Old Fashion Split Peas and Rice with Pigtail
So why pigtail you might ask? You see when finances were tight long ago, or it was close to month end you could always rely on this and other preserved meats like smoked bone, smoked herring and saltfish, to pull you through. They were easy to prepare meals that was well received by all in the family.
And they fit the situation perfectly: They lasted long whether in or out of the fridge; they were cheap ( relatively) and gave any dish their inherent flavour. You could make a nice bowl of smoke bone flavoured soup with provision and dumpling, dumpling and smoke herring or saltfish yam and smoke herring or my favourite bhaji rice with pigtail…the list goes on.
Then too coming to think of it, long time there wasn’t much refrigerators around, so people would have relied on these preserved meats. Which could be a possible explanation why there has been so many Trini recipes made with smoked bone, saltfish, smoked herring and of course pigtail.
Well, that’s just my theory! Anyhow, I hope you enjoy split peas and rice with pigtail. It is a Trini dish that’s dear to me and that I would eat no matter where life takes me. Here’s split peas and rice with pigtail.
Split Peas and Rice with Pigtail
SPLIT PEAS AND RICE WITH PIGTAIL
2 cups rice
1 cup split peas
½ pound pigtail
6 leaves chadon beni, chopped finely
1 tablespoon roucou
3 pimento peppers, chopped
3 cloves garlic, chopped
1 onion, chopped
1 hot pepper
1 tablespoon coconut powder
2 tablespoons oil
salt to taste
Put the split peas to soak for 1 hour or overnight. Boil the rice and set aside.
Pressure cook the pigtail for 10 – 15 minutes and set aside.
Put the split peas to boil until soft. I looks good now.
Sauté the onion, garlic and pimento pepper. Add the pigtail and let cook for about 2 – 3 minutes.
Pour in the split peas, and add the roucou. Then add the roucou and the whole hot pepper. (Mostly, the roucou gaves the dish a wonderful lively appeal). If you don’t like hot pepper, you can use pimento, a milder pepper without the extreme heat.
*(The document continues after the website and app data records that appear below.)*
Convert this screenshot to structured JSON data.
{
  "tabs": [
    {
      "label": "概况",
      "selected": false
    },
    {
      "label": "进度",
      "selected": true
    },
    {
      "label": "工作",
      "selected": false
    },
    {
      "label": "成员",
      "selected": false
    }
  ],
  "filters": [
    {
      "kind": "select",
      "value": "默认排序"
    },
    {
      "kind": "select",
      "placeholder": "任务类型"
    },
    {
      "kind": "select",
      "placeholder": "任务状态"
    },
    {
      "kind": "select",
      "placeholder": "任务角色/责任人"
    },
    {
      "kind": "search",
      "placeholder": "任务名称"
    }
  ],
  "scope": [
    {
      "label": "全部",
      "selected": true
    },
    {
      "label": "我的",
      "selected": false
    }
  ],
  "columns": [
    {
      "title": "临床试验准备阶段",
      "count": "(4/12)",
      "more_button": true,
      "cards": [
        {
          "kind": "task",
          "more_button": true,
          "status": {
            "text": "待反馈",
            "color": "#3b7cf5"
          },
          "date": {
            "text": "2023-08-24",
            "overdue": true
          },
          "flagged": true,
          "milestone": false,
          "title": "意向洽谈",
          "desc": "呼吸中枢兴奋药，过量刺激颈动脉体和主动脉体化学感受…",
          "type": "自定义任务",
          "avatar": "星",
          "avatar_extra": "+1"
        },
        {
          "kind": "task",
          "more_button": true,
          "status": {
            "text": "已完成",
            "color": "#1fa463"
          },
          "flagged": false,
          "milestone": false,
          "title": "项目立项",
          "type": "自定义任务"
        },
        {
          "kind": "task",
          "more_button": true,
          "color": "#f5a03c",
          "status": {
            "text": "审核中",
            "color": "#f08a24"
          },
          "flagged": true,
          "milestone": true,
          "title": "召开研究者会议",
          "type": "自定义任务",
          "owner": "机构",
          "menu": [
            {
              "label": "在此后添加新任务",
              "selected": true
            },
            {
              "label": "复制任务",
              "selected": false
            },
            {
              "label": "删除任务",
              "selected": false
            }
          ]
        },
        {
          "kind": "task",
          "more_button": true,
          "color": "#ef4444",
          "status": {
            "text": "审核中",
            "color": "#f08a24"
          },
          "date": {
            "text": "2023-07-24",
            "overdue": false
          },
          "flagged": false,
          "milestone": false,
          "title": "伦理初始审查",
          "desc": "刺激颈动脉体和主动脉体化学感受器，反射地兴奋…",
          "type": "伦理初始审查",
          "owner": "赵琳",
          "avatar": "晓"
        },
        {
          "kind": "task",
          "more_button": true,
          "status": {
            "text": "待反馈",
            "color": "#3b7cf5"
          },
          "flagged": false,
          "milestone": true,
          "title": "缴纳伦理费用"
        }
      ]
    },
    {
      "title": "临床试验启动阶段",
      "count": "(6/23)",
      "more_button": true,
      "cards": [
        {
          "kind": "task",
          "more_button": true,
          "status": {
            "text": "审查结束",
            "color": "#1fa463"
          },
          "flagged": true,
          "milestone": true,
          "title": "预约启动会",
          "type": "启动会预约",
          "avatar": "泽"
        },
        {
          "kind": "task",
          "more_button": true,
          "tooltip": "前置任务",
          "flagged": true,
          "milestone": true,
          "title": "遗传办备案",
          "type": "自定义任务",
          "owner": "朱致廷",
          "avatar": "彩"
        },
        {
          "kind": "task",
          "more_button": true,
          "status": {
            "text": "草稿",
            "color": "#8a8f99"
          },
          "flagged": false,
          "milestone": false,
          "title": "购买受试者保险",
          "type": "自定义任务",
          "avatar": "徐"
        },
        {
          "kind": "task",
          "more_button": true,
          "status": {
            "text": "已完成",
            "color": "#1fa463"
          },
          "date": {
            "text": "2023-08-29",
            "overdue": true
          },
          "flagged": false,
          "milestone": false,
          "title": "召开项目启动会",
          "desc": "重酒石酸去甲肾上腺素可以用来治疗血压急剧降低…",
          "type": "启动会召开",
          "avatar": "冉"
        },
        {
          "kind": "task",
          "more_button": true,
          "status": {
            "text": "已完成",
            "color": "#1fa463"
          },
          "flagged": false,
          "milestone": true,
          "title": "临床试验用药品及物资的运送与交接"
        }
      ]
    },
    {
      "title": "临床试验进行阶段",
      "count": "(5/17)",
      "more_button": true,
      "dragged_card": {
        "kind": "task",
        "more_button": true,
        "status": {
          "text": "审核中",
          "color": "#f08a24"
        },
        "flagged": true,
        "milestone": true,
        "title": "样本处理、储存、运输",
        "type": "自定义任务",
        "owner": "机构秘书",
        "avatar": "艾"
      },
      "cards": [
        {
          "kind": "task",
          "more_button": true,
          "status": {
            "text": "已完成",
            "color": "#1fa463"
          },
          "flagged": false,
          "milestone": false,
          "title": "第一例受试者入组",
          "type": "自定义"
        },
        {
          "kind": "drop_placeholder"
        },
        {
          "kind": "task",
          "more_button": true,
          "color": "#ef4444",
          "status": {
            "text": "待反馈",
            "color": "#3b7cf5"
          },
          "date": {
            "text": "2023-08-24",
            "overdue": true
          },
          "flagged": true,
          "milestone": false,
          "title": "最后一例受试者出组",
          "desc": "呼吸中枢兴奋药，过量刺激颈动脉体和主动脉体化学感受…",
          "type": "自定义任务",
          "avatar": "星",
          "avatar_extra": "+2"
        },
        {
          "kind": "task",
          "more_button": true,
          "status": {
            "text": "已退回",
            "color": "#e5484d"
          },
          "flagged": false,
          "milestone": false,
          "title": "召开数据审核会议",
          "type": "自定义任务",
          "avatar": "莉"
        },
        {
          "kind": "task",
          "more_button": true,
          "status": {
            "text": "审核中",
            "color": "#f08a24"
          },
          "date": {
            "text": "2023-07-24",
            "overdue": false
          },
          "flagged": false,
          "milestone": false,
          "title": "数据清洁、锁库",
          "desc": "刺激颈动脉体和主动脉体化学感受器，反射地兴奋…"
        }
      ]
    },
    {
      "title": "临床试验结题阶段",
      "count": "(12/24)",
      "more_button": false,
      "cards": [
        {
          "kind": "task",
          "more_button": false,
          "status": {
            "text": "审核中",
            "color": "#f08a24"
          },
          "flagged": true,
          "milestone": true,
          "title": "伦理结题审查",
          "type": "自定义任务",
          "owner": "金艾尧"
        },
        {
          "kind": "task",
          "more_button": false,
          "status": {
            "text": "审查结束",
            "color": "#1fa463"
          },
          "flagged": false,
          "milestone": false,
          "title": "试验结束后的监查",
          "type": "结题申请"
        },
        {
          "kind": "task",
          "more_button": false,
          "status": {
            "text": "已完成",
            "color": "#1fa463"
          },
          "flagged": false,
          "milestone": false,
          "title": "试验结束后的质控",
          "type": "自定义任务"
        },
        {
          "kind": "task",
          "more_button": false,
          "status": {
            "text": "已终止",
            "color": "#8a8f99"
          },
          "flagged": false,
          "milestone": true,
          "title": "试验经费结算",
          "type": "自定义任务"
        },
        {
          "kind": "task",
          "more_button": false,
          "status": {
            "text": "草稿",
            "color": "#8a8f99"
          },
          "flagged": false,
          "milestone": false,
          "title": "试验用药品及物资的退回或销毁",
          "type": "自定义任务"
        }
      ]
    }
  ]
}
Variation: You can add a teaspoon of saffron powder instead of the roucou if you want a stronger yellow colour.
Add the coconut powder and allow to simmer for 10 minutes.
The split peas looks ready now; add salt to taste.
Note: What we’re looking for is semi thick consistency . Not too thick; not too watery. More like a cream soup.
Mix in the chadon beni.
The finished split peas with pigtail. Serve over rice.
Some facts about split peas:
Split peas is an amazing ingredients as it helps promote good digestive heatlh and cholesterol control. A cup of split peas has about 244 calories, 19 grams of protein, 2.7 milligrams of iron, and 750 milligrams of potassium.
Split peas cook well for soups, but can also be used in salads. You can also use bacon and ham in both dishes. They give the split peas a sweet flavour.
Don’t forget to leave your comment about split peas and rice with pigtail in the comment box below.